/usr/local/bin/jamf policy -event $policyTriggerDeferred &
EOF
            chown root:wheel /Library/Application Support/JAMF/callManagedOSCountdown.sh
            chmod 755 /Library/Application Support/JAMF/callManagedOSCountdown.sh

            ## WRITE LAUNCHDAEMON 

            #Create the plist
cat > /Library/LaunchDaemons/local.managedOS.plist <<EOF
<?xml version="1.0" encoding="UTF-8"?>
<!DOCTYPE plist PUBLIC "-//Apple//DTD PLIST 1.0//EN" "http://www.apple.com/DTDs/PropertyList-1.0.dtd">
<plist version="1.0">
<dict>
    <key>Label</key>
    <string>local.managedOS</string>
    <key>ProgramArguments</key>
    <array>
        <string>/bin/sh</string>
        <string>/Library/Application Support/JAMF/callManagedOSCountdown.sh</string>
    </array>

    <key>RunAtLoad</key>
    <true/>

    <key>StartCalendarInterval</key>
    <dict>
        <key>Month</key>
        <integer>$(date -r $delayTime +%m)</integer>
        <key>Day</key>
        <integer>$(date -r $delayTime +%d)</integer>
        <key>Hour</key>
        <integer>$(date -r $delayTime +%H)</integer>
        <key>Minute</key>
        <integer>$(date -r $delayTime +%M)</integer>
    </dict>

    <key>StandardErrorPath</key>
    <string>/Users/<<redacted>>/stderr.log</string>
    <key>StandardOutPath</key>
    <string>/Users/<<redacted>>/stdout.log</string>

</dict>
</plist>
EOF

            #Set ownership
            chown root:wheel /Library/LaunchDaemons/local.managedOS.plist
            chmod 755 /Library/LaunchDaemons/local.managedOS.plist

        ## Bootstrap The LaunchDaemon
        launchctl bootstrap system /Library/LaunchDaemons/local.managedOS.plist

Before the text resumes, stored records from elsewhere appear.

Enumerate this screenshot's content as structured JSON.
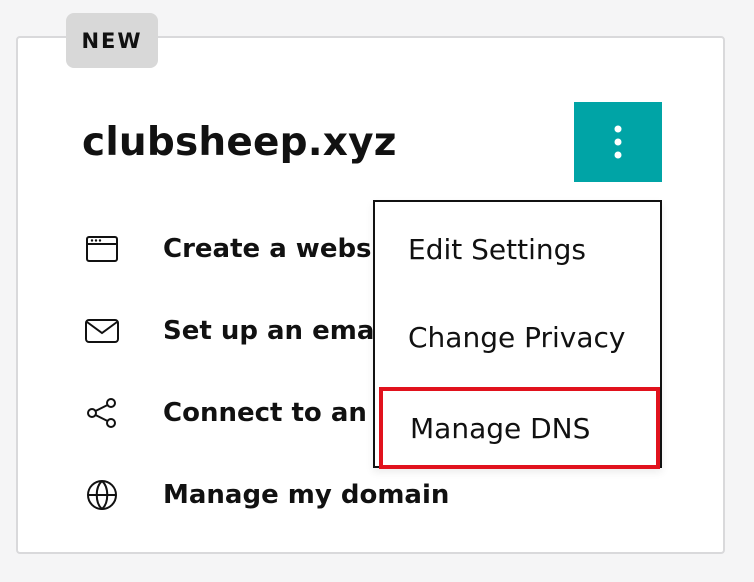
{
  "card": {
    "badge": "NEW",
    "domain": "clubsheep.xyz"
  },
  "actions": [
    {
      "label": "Create a website",
      "icon": "browser-window-icon"
    },
    {
      "label": "Set up an email",
      "icon": "envelope-icon"
    },
    {
      "label": "Connect to an existing site",
      "icon": "share-nodes-icon"
    },
    {
      "label": "Manage my domain",
      "icon": "globe-icon"
    }
  ],
  "menu": {
    "items": [
      {
        "label": "Edit Settings"
      },
      {
        "label": "Change Privacy"
      },
      {
        "label": "Manage DNS",
        "highlighted": true
      }
    ]
  },
  "colors": {
    "accent_button": "#00a4a6",
    "highlight_border": "#e1121d",
    "badge_background": "#d8d8d8"
  }
}
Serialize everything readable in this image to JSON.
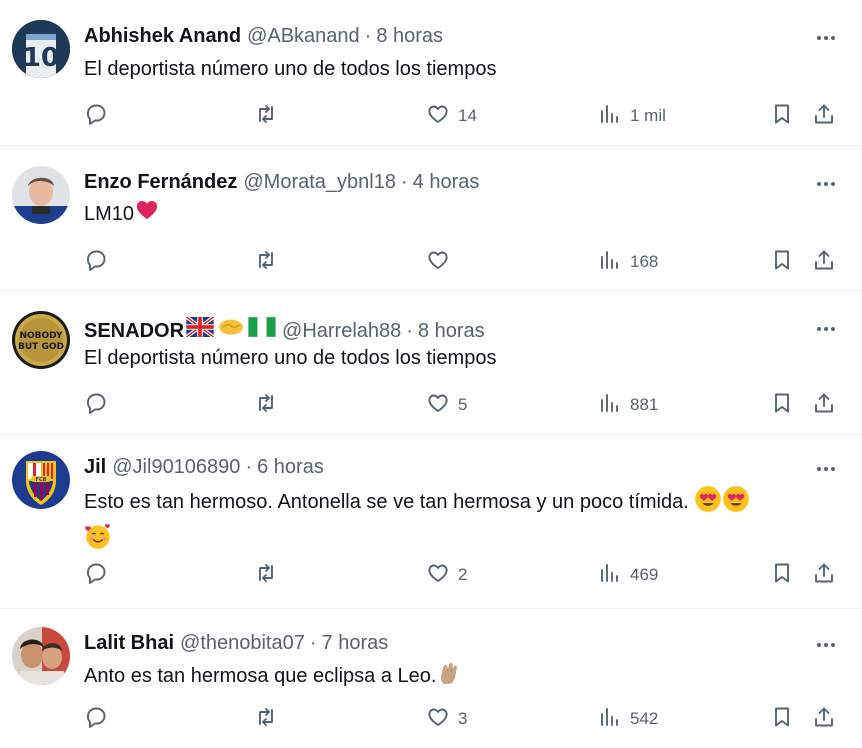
{
  "tweets": [
    {
      "name": "Abhishek Anand",
      "handle": "@ABkanand",
      "time": "8 horas",
      "text": "El deportista número uno de todos los tiempos",
      "likes": "14",
      "views": "1 mil",
      "avatar": "abhishek-avatar"
    },
    {
      "name": "Enzo Fernández",
      "handle": "@Morata_ybnl18",
      "time": "4 horas",
      "text": "LM10",
      "likes": "",
      "views": "168",
      "avatar": "enzo-avatar"
    },
    {
      "name": "SENADOR",
      "handle": "@Harrelah88",
      "time": "8 horas",
      "text": "El deportista número uno de todos los tiempos",
      "likes": "5",
      "views": "881",
      "avatar": "senador-avatar"
    },
    {
      "name": "Jil",
      "handle": "@Jil90106890",
      "time": "6 horas",
      "text": "Esto es tan hermoso. Antonella se ve tan hermosa y un poco tímida.",
      "likes": "2",
      "views": "469",
      "avatar": "fcb-crest-avatar"
    },
    {
      "name": "Lalit Bhai",
      "handle": "@thenobita07",
      "time": "7 horas",
      "text": "Anto es tan hermosa que eclipsa a Leo.",
      "likes": "3",
      "views": "542",
      "avatar": "lalit-avatar"
    }
  ],
  "separator": "·",
  "icons": [
    "reply-icon",
    "retweet-icon",
    "like-icon",
    "views-icon",
    "bookmark-icon",
    "share-icon",
    "more-icon"
  ],
  "colors": {
    "text": "#0f1419",
    "muted": "#536471",
    "border": "#eff3f4",
    "heart": "#e0245e"
  }
}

McAwesome
Contributor III

I can provide the entire script as well, though I'll have to verify it doesn't reference anything specific to my workplace that isn't essential. I don't think it does, other than where I was temporarily storing the logs.

sdagley
Honored Contributor II

@McAwesome This is bringing back memories of a problem I was having running a script that would call jamfHelper from a LaunchDaemon where the behavior differed depending on if the policy was being run from Self Service or a periodic checkin. I finally ended up triggering the script using this for ProgramArguments in my LaunchDaemon:

    <key>ProgramArguments</key>
    <array>
        <string>/usr/local/jamf/bin/jamf</string>
        <string>runScript</string>
        <string>-script</string>
        <string>NameOfScript.sh</string>
        <string>-path</string>
        <string>/Library/Application Support/MyOrg</string>
    </array>

Before you consider that, 2 last things to suggest:
- Use 644 as the permissions for the LaunchDaemon .plist
- Remove the .plist extension in your call to launchctl bootout
(so it's just /bin/launchctl bootout system /Library/LaunchDaemons/local.managedOS)

WARNING - In case anyone finds this post and thinks of trying the jamf runScript verb, don't. The Jamf Pro 10.28.0 release notes list it as deprecated.